“We understand that the Army wants the district to demolish the building and remediate environmental contamination that existed prior to its occupancy,” Senator Murkowski said.
Murkowski raised the issue at a Senate subcommittee hearing with Lt. Gen. Gwen Bingham, an Army assistant chief of staff and a witness at the hearing.
“The school district is really not in a financial position to do that,” Murkowski said. “And we’ve been trying to engage the Army on a solution here that does not bankrupt the school district.”
Bingham assured the senator that Army officials are aware of the problem.
“We have begun conversations with the school district, and what we aim to do is find an amicable solution where we can have a win-win,” Bingham said.
Jackson says Bingham’s comments make her hopeful that a solution will emerge in the near future.
When it comes to emerging energy technologies, many remote Alaska communities are on the cutting edge. That was the message from Cordova this weekend, where U.S. Senator Lisa Murkowski held a field hearing of the Senate Energy and Natural Resources Committee, which she chairs.Gwen Holdmann of the Alaska Center for Energy and Power, left, and Meera Kohler of the Alaska Village Electric Cooperative, testified before U.S. Senators Lisa Murkowski and Maria Cantwell on June 10, 2017 in Cordova. (Photo by Rachel Waldholz/Alaska’s Energy Desk)
The focus of the hearing was microgrids: self-contained electrical grids, which can operate unconnected to any larger transmission system. They’re a necessity for just about every Alaska community off the road system. Most of the grids are powered by diesel, but more and more communities are trying to cut costs by adding renewables like wind or expanding hydropower.
In the process, the state has become a testing ground for technologies that are increasingly interesting to the rest of the world.
Abraham Ellis is with the Sandia National Labs in New Mexico.
“We are interested in those technologies to figure out ways to improve the energy resilience for cities,” he said. “For defense applications, and things like that, that really need to keep on going with electricity supply, even if the normal grid fails for whatever reason.”
Reasons like a major storm or cyber attack.
When Murkowski asked panelists to predict the future of energy in Alaska, she got a range of futuristic answers.
Cordova Mayor Clay Koplin predicted efficient smart grids, in which appliances can communicate with the larger grid about the best times to run.
“As I open my freezer and close it, and take salmon in and out of it, it can learn my habits with very inexpensive robust sensor technology, ” he said. “And if it’s talking to our electric system and knows when renewable energy is available, it can decide when it needs to cycle.”
Meera Kohler, of the Alaska Village Electric Cooperative, said micro nuclear reactors or nuclear batteries might eventually be part of the solution in rural Alaska.
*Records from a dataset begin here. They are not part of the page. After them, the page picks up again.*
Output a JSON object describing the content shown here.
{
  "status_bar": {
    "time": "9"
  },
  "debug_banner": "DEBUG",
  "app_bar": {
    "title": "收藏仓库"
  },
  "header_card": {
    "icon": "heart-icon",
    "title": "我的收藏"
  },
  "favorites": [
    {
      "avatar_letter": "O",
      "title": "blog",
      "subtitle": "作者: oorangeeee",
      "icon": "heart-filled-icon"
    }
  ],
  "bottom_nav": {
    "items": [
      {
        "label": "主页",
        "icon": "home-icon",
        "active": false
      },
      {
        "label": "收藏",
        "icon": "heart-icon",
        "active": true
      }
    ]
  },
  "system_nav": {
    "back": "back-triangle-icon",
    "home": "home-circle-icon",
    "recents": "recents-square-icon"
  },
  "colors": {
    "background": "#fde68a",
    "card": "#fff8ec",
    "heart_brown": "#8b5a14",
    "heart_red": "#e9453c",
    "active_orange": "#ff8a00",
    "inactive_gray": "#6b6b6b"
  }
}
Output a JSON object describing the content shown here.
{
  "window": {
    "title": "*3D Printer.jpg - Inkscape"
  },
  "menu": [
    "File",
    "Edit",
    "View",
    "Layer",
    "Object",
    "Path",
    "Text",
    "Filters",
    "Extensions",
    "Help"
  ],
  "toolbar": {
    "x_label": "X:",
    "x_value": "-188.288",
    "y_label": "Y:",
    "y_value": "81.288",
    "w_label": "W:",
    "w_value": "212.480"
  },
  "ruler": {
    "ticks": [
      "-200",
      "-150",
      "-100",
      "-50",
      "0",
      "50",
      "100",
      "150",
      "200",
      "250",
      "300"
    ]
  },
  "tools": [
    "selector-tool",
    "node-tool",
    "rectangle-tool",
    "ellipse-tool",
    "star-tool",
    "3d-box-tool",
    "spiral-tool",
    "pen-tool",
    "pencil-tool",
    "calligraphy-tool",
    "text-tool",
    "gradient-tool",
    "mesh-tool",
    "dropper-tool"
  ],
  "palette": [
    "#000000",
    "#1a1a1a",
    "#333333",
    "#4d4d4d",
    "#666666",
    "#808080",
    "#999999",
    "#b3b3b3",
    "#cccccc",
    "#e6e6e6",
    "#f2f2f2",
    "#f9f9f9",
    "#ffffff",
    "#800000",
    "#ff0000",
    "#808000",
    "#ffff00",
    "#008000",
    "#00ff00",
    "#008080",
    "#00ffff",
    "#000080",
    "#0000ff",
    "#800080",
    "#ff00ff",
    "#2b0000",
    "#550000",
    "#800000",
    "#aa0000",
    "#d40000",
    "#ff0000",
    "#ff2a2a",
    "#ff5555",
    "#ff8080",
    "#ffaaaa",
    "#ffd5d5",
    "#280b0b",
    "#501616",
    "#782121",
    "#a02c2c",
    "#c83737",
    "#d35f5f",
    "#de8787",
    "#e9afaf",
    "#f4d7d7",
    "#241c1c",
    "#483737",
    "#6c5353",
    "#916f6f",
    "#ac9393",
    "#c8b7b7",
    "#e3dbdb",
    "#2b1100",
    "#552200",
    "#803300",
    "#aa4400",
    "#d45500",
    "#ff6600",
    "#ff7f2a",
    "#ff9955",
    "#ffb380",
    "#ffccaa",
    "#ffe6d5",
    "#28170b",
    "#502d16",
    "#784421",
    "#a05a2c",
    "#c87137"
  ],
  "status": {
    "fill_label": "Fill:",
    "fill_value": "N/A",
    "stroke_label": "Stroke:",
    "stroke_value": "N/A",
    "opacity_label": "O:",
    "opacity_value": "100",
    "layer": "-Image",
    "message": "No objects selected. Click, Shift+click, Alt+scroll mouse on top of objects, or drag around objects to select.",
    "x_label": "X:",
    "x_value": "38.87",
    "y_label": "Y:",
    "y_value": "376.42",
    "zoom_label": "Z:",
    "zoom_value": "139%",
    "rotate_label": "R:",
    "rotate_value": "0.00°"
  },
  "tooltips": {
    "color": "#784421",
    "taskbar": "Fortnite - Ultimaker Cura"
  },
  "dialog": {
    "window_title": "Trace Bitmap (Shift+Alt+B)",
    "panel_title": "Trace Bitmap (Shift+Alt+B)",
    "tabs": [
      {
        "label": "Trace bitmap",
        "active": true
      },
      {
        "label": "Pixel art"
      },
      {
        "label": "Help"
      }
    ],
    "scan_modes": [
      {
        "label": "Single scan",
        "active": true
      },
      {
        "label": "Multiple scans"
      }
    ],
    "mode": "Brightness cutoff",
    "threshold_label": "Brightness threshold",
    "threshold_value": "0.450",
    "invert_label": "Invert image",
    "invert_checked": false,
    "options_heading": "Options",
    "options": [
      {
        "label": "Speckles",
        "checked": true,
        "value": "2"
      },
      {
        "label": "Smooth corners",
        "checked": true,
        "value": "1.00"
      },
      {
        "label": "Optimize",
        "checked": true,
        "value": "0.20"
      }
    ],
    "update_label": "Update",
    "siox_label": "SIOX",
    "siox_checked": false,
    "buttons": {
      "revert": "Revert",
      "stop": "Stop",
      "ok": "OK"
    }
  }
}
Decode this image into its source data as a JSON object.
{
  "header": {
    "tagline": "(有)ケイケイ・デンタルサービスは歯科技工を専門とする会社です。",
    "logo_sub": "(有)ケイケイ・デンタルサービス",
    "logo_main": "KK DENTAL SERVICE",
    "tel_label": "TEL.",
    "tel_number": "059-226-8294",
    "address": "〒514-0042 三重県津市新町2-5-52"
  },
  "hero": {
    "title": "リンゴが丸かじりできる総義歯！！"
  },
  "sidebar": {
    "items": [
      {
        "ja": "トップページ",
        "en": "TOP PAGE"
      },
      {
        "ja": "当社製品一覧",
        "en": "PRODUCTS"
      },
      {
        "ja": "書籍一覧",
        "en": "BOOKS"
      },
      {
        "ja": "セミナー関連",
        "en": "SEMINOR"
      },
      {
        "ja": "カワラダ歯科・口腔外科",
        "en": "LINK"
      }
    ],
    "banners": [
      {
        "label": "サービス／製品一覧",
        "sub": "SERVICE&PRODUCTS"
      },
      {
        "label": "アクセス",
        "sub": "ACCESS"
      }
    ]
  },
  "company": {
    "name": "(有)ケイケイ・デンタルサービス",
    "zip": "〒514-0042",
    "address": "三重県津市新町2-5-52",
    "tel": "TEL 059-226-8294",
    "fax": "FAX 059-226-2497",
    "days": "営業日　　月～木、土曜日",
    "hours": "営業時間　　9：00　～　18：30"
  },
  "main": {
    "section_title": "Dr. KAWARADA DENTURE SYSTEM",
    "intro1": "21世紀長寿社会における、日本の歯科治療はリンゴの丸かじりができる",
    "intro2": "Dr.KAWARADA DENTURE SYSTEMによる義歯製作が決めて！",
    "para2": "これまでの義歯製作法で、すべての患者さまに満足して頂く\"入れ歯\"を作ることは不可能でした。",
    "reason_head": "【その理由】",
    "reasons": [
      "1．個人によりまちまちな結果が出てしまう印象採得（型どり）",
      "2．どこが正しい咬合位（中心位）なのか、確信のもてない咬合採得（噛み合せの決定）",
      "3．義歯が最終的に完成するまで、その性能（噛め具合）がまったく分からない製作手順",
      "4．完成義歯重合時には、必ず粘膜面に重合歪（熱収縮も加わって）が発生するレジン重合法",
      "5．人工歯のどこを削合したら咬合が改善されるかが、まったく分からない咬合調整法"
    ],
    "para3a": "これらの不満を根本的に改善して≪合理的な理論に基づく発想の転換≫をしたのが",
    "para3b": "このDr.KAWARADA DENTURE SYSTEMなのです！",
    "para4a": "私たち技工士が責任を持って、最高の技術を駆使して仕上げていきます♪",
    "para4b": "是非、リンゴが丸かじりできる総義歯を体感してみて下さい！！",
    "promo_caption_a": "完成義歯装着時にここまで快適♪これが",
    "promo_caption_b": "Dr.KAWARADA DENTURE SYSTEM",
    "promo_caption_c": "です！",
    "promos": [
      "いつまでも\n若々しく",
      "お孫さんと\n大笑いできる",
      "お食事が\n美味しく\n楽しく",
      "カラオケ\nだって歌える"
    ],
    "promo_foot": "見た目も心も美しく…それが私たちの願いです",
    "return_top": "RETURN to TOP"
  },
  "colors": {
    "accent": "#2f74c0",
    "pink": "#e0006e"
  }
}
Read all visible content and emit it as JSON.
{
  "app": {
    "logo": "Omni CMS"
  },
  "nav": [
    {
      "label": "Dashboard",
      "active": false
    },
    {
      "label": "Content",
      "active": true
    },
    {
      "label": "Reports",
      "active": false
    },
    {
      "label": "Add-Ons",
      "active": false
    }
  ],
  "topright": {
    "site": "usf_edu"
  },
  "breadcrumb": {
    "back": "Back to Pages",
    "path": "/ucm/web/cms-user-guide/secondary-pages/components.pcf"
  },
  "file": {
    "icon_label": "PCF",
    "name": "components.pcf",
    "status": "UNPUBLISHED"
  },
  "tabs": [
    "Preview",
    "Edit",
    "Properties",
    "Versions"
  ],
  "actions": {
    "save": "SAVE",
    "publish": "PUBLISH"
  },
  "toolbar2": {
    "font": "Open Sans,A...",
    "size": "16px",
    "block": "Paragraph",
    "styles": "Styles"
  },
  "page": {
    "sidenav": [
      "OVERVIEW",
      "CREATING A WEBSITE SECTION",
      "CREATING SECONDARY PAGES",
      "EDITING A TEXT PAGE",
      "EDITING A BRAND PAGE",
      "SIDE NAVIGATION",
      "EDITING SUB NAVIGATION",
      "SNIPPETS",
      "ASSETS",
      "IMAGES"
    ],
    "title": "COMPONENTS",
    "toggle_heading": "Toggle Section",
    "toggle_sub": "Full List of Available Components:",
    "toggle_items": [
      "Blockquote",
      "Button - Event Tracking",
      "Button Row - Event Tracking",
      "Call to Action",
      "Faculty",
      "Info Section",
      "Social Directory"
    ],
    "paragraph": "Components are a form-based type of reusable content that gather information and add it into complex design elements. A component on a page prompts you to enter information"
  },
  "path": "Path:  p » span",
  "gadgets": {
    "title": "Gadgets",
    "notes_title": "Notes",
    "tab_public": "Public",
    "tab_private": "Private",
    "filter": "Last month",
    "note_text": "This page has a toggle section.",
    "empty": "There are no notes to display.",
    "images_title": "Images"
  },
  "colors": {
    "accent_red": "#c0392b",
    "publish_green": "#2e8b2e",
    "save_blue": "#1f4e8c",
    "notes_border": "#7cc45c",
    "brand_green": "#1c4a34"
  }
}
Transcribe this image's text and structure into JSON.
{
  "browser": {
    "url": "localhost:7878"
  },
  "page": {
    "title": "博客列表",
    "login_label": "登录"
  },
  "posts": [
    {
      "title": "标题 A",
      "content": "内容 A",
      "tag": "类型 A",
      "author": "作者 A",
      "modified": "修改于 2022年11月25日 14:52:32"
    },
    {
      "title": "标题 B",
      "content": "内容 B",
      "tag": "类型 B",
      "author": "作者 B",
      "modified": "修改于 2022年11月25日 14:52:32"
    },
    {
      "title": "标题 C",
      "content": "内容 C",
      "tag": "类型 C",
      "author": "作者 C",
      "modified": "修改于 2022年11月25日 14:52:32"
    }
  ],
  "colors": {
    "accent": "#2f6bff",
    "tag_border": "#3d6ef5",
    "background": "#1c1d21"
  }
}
And Gwen Holdmann, of the Alaska Center for Energy and Power, said she sees major potential in hydrokinetic systems that can harness the power of rivers, waves and tides.
All of the panelists stressed the need for federal investment in local energy innovation, especially during the state’s current budget crunch.
The Trump administration has proposed major cuts to some renewable energy programs, but Murkowski said Congress has its own priorities.
“And I certainly know where my priorities are,” Murkowski said. “It’s trying to figure out how we here in Alaska can better access our energy resources in a way that allows for affordability, that allows for clean, diverse supplies, and that really helps build on some of the innovation that we’ve seen here in communities like Cordova and around the state.”
Murkowski was accompanied by Senator Maria Cantwell of Washington, the Committee’s ranking Democrat. Cantwell told panelists that when it comes to energy systems of the future, Alaska is “the tip of the spear.”